Can legal privilege under US law prevent the enforcement of a preparatory inquiry in futurum (literally for the future) ordered in France?
Under French law, preparatory inquiries in futurum are designed to establish or preserve evidence, most of the time in connection with a future trial. Their implementation may be hindered by several barriers, including business secrecy, professional secrecy, employees’ right to privacy, or else the interference with the specific procedure called saisie-contrefaçon (i.e. search and seizure to document and establish infringements of IP rights).
In a decision issued on November 3, 2016, the Cour de Cassation (French Supreme Court) ruled on the tricky issue of how to accommodate the protection of professional secrecy and the right to evidence in an international context.
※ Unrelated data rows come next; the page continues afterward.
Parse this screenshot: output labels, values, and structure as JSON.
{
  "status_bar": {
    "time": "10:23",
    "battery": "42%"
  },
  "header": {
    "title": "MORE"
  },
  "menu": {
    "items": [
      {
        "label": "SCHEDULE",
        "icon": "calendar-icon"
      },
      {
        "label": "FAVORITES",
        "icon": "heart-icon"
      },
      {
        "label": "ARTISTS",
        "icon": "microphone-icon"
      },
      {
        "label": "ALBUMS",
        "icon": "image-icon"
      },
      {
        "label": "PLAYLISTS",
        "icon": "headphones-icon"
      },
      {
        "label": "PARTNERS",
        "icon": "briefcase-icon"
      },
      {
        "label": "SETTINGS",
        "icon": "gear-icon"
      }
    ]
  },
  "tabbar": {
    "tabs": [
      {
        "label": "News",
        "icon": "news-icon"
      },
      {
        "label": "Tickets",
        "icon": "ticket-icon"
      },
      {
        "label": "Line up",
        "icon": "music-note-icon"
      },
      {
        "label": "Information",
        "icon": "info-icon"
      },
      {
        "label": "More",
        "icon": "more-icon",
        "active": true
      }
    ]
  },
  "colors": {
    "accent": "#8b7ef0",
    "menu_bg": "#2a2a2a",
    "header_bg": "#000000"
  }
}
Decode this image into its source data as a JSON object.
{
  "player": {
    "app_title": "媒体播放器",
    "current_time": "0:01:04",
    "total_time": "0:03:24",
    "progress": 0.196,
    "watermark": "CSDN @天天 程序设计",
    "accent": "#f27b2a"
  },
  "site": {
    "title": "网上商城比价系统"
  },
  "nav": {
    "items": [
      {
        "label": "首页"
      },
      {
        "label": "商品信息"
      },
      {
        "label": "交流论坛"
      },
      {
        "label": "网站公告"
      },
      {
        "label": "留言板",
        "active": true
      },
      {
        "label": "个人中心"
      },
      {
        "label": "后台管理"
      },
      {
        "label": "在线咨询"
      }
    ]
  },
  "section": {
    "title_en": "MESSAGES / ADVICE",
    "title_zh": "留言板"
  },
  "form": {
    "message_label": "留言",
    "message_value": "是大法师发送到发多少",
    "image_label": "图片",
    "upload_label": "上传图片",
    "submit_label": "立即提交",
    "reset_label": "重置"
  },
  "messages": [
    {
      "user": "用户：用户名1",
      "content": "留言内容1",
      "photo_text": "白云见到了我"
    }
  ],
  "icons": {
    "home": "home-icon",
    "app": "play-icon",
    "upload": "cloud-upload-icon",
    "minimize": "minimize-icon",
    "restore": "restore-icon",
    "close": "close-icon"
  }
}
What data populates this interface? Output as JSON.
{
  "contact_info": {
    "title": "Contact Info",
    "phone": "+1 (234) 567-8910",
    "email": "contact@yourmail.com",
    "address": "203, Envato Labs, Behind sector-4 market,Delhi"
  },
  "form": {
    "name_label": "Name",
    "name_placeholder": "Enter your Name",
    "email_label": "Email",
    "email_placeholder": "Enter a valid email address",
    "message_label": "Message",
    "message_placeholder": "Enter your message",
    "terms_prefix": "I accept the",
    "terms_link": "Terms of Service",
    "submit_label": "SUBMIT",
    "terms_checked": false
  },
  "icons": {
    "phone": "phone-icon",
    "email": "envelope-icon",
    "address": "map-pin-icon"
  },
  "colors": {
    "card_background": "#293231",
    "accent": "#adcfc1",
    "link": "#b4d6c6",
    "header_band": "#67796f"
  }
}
Is it possible to set aside the application of the provisions set forth in Article L. 441-6 of the French Commercial Code that limits payment terms in contracts for the international sale of goods entered into between French suppliers and foreign clients (based in one of the EU Member States) when such contract is governed by the law and subject to the jurisdiction of a court of the State where the clients are established? In such a case, is it possible for the French administrative authorities to sue the contractual parties before a French court on the basis of the provisions of the French Commercial Code?
These were the questions asked to the Commission d’examen des pratiques commerciales (Commercial Practices Review Committee, hereinafter the “CEPC”) by a lawyer in a letter dated December 10, 2013 and to which it provided some answers in its opinion n°16-1 issued on January 14, 2016 .
Unilateral (or asymmetrical) jurisdiction clauses may vary in form and nature. However, such clauses always provide for an option to only one of the parties allowing it to choose the court that will be competent in case of a dispute.
The validity of such unilateral jurisdiction clauses has been brought into question by several jurisdictions, starting with the Cour de Cassation (French Supreme Court). In its eBizcuss decision dated October 7, 2015 , the Cour de Cassation has provided an answer to the following question: Can a jurisdiction clause allow/enable one of the parties to bring its claims before a court other than the court it designates?
In a decision dated March 25, 2014, the Commercial Chamber of the Cour de Cassation (French Supreme Court) ruled on the sensitive issue of the determination of the law applicable in case of breach of business relationships .
After 10 years of application, Council Regulation (EC) N°44/2001 of December 22, 2001 on jurisdiction and the recognition and enforcement of judgments in civil and commercial matters (known as "Brussels I Regulation") is being recast.
Ce site utilise des cookies pour vous proposer une expérience de navigation personnalisée. En utilisant ce site, vous acceptez notre usage des cookies comme expliqué dans nos Mentions Légales
Merci de lire nos Mentions Légales pour plus d'informaiton sur notre usage des cookies.AccepterEn savoir plus au sujet des cookies